Bake for 25–30 minutes until a skewer inserted comes out clean and the sponge has pulled away from the sides of the tin.
Cool sponges in the tins for about 10 minutes, then remove from the tins and allow to cool completely on a cooling rack.

To make the icing, beat the butter and icing sugar together until smooth. Beat in the vanilla and dissolved Caro. Fill a large piping bag with the icing and cut off the tip so that you have a 1/2 inch opening.

Fill a small piping bag with the caramel, cut off the tip to a 1/4 inch opening.

Place one sponge on your cake stand/plate, pipe on a double ring of icing about 1/4 inch from the edge of the sponge, then pipe a loose spiral of icing inside that ring, finishing in the centre of the sponge. Pipe caramel into the gap between the loops of the spiral - resulting in a double spiral of icing and caramel.
Place the second sponge on top and repeat the icing-caramel filling. 
Place the third sponge on top, then pipe on a single ring of icing, close to the edge of the sponge. Now fill in the top of the cake with an icing-caramel spiral. Finish with some swirls of icing topped with glace cherries.

Saturday, 9 May 2015

Frozen Cake!

Well, it finally happened! A friend asked me to make a Frozen Cake, my very FIRST Frozen Cake! I'm sure many of you cake bakers out there have got bored of making them, and I apologise to readers who are sick and tired of seeing them, but I was thrilled to finally get to make one. I almost managed to make it without singing "Let it go," but the opportunity to tease my kids was just to good, especially once I started tossing on the sprinkles! 

I made the ice on the cake by melting Fox's Mints on a silicone sheet in the oven, then stirred ice blue gel colour into the resulting sticky mess. Once I was happy with the colour, I returned it to the oven for a couple of minutes to remelt a bit and settle into a smooth sheet. Once the candy cooled I shattered it with the edge of a bench scraper.

The sides of the cakes are airbrushed with DinkyDoodle airbrush colour. I used sky blue for the top half of the cake, and mixed a darker blue using sky blue, purple, hot pink and black. I then sprayed on a coat of pearl to give it a bit of shimmer and shine. I LOVE my airbrush!!

The cake is my deliciously moist Rich Dark Chocolate Cake with light vanilla buttercream filling, coated with milk/plain chocolate ganache and covered in fondant.

All the characters are plastic Disney figurines, bought by my friend to add to my cake.

Thursday, 7 May 2015

Melktert - Milk Tart {Recipe}

Melktert is a classic South African dessert, loved by all South Africans, and every other person I have ever served it to! The pie's filling is a smooth, silky and almost white set custard topped with ground cinnamon. It is much lighter and less eggy than a traditional custard tart. The crust can be made in a variety of ways.
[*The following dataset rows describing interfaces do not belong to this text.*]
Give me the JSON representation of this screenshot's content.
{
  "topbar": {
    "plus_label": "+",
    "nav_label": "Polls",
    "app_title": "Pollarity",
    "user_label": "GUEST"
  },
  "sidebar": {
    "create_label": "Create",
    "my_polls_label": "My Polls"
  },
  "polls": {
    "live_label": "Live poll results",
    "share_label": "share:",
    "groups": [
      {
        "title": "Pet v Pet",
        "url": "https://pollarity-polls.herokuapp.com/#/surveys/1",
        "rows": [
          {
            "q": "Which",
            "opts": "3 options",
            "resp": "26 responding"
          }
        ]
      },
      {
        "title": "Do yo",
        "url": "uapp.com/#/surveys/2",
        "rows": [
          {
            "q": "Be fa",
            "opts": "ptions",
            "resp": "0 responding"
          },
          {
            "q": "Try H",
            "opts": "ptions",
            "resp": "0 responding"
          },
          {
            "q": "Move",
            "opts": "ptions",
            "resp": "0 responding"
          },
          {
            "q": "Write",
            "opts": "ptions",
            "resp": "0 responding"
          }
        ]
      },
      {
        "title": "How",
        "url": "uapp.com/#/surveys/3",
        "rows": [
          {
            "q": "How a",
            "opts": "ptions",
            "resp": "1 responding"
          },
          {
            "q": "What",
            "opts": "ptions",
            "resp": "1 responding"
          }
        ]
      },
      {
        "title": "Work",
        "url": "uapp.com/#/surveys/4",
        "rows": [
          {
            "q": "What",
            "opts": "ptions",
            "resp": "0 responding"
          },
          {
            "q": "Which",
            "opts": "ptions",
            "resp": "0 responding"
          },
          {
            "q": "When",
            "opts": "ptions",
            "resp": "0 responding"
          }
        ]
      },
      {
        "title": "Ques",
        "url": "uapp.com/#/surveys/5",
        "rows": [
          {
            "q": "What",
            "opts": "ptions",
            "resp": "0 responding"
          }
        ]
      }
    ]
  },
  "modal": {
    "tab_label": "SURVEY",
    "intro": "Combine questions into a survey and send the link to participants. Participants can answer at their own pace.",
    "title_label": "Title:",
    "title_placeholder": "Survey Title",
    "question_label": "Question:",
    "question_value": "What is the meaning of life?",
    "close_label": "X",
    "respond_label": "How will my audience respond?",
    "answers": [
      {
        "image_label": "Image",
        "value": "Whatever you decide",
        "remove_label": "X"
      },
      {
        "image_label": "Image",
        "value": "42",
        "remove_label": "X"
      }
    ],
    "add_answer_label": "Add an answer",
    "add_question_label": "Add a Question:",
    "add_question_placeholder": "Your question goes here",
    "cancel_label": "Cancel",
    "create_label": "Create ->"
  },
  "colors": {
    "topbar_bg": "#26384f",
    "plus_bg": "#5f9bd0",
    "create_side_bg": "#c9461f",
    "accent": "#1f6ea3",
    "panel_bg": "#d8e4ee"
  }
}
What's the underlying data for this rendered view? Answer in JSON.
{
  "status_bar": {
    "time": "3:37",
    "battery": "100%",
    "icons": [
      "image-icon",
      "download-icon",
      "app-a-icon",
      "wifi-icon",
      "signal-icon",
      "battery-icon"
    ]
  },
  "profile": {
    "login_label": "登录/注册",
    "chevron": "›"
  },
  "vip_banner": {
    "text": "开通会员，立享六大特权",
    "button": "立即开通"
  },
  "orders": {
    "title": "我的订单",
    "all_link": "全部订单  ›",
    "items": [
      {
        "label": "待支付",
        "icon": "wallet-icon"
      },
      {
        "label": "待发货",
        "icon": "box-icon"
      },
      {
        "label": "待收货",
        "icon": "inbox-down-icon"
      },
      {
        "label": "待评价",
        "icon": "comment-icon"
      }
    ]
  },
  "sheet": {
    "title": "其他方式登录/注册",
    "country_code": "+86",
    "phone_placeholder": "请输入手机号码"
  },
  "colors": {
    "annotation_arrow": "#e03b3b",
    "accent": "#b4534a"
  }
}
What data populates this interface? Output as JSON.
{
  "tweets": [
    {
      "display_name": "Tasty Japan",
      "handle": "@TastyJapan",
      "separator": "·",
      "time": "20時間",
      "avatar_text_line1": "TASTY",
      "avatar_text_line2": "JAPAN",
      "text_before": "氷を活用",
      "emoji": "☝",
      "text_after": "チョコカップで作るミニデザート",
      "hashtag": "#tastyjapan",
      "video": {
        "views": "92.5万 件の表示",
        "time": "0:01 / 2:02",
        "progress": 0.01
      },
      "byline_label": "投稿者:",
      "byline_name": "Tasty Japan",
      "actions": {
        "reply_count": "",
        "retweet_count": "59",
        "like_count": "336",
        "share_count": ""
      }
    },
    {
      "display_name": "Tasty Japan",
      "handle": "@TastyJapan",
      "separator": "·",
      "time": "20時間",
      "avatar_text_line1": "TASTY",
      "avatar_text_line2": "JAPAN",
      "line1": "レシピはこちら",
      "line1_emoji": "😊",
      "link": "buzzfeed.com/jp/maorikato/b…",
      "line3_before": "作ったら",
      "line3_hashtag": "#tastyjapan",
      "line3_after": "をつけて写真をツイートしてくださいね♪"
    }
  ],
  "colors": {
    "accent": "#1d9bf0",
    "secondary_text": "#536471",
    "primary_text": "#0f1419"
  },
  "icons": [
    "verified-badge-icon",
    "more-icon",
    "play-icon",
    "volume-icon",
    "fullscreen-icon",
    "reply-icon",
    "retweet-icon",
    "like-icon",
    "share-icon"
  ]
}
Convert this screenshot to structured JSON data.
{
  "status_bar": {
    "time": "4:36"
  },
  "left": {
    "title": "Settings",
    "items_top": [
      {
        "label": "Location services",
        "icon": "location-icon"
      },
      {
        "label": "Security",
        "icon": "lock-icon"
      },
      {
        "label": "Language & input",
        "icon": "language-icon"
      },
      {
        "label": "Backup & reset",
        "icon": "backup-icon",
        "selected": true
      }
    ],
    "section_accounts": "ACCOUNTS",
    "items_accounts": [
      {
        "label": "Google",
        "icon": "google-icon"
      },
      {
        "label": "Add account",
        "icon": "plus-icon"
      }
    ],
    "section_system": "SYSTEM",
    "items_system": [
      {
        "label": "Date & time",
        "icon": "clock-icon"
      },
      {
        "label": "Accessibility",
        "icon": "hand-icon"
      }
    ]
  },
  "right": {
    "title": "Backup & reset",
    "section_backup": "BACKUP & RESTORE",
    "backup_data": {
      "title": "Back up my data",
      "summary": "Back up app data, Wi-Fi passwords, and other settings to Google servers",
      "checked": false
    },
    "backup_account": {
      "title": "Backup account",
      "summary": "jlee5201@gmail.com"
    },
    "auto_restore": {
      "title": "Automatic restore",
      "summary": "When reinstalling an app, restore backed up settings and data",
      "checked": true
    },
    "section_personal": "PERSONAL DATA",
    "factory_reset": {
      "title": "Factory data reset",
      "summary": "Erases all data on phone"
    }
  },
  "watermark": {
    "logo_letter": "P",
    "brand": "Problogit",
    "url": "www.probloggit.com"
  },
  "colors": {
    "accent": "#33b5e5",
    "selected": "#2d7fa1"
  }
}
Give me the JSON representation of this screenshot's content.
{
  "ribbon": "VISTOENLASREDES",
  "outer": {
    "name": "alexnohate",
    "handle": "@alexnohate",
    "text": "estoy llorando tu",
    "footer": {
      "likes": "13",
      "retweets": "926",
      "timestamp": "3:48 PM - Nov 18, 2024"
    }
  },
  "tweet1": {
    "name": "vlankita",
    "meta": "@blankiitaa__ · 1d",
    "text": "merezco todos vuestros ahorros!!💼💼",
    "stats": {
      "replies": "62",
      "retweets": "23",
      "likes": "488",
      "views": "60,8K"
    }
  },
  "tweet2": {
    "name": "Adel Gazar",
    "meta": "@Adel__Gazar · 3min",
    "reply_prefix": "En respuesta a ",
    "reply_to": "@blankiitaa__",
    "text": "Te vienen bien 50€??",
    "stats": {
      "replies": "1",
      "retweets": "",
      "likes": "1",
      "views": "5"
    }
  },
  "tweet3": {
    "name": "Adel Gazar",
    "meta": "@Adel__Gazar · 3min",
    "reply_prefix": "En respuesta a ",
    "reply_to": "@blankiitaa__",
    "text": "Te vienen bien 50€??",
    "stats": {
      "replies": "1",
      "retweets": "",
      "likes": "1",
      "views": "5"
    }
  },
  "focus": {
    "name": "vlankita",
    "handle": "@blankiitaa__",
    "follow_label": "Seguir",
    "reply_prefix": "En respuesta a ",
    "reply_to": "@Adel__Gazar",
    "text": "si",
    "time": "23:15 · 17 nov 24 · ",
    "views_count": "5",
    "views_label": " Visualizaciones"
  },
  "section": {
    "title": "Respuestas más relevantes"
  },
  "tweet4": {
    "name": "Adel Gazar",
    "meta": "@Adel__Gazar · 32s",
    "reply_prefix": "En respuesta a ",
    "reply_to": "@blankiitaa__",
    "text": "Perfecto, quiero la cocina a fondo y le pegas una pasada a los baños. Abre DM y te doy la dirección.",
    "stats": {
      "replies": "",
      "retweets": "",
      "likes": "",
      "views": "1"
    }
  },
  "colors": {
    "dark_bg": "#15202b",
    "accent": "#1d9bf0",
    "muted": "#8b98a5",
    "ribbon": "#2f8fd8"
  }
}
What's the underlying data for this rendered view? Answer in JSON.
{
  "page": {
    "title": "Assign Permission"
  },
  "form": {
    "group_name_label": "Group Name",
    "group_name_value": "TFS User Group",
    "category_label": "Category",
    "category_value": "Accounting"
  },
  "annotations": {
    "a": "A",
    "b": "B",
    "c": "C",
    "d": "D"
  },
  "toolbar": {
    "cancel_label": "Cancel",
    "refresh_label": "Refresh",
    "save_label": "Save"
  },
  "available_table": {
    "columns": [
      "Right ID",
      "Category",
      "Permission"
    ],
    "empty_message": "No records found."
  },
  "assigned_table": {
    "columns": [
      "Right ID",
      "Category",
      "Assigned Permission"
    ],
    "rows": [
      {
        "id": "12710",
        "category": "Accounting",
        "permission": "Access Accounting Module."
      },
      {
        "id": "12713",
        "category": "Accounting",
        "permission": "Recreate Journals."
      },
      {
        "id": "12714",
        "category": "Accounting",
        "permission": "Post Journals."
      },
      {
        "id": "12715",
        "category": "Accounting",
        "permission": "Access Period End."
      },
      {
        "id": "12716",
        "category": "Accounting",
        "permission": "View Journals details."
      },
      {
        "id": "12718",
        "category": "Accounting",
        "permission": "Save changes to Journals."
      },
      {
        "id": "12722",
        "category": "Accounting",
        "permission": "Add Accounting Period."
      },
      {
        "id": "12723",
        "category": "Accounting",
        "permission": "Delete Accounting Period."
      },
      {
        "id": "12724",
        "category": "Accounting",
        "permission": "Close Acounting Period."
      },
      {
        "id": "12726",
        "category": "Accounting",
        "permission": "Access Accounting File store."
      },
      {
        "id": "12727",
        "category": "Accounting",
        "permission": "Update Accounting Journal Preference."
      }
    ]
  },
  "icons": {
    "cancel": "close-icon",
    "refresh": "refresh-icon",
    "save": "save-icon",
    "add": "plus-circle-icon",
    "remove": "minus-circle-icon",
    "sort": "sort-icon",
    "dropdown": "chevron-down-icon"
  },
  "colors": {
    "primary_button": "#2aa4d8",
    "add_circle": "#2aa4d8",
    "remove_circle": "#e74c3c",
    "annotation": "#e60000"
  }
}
Back in SA we would usually make a cookie crumb crust with either Tennis or Marie biscuits, but I also like it with a shortcrust pastry.


Make and bake a pie crust using your favourite method - cookie crumb or sweet shortcrust are the two I use the most for this pie. The pie pictured above was made with a Ginger Nut cookie crust - any crisp/crunchy cookie can be used and can add variety and interest to the pie.

My Sweet Shortcrust Recipe can be found here.

To make a Cookie Crumb Crust:
Crumb a packet of cookies/biscuits - you should end up with about 2 cups of cookie crumbs.
Combine well with 1/4 cup melted butter.
Press this mixture into your greased pie dish and bake at 180ºC for 10 minutes.

Melktert Filling                  PRINT

1 L milk
3 eggs
1 cup sugar
2 ½ TBSP cornflour
2 ½ TBSP flour
1/4 tsp salt
1 tsp vanilla
2 TBSP butter

Bring milk to the boil on medium heat.
Beat eggs, then add sugar, cornflour, flour and salt and beat again to well combined.
Pour boiling milk into the egg mixture while stirring, combine well, then return to pot.
Put on medium heat, stirring constantly until mixture thickens and just starts to boil.
(If the mixture sticks to the bottom of the pan the temperature is too high.)
Add butter and vanilla and stir in well.
Pour into baked pie crust.
Sprinkle liberally with cinnamon.
Allow to cool to room temperature, then chill in the fridge. Best served chilled.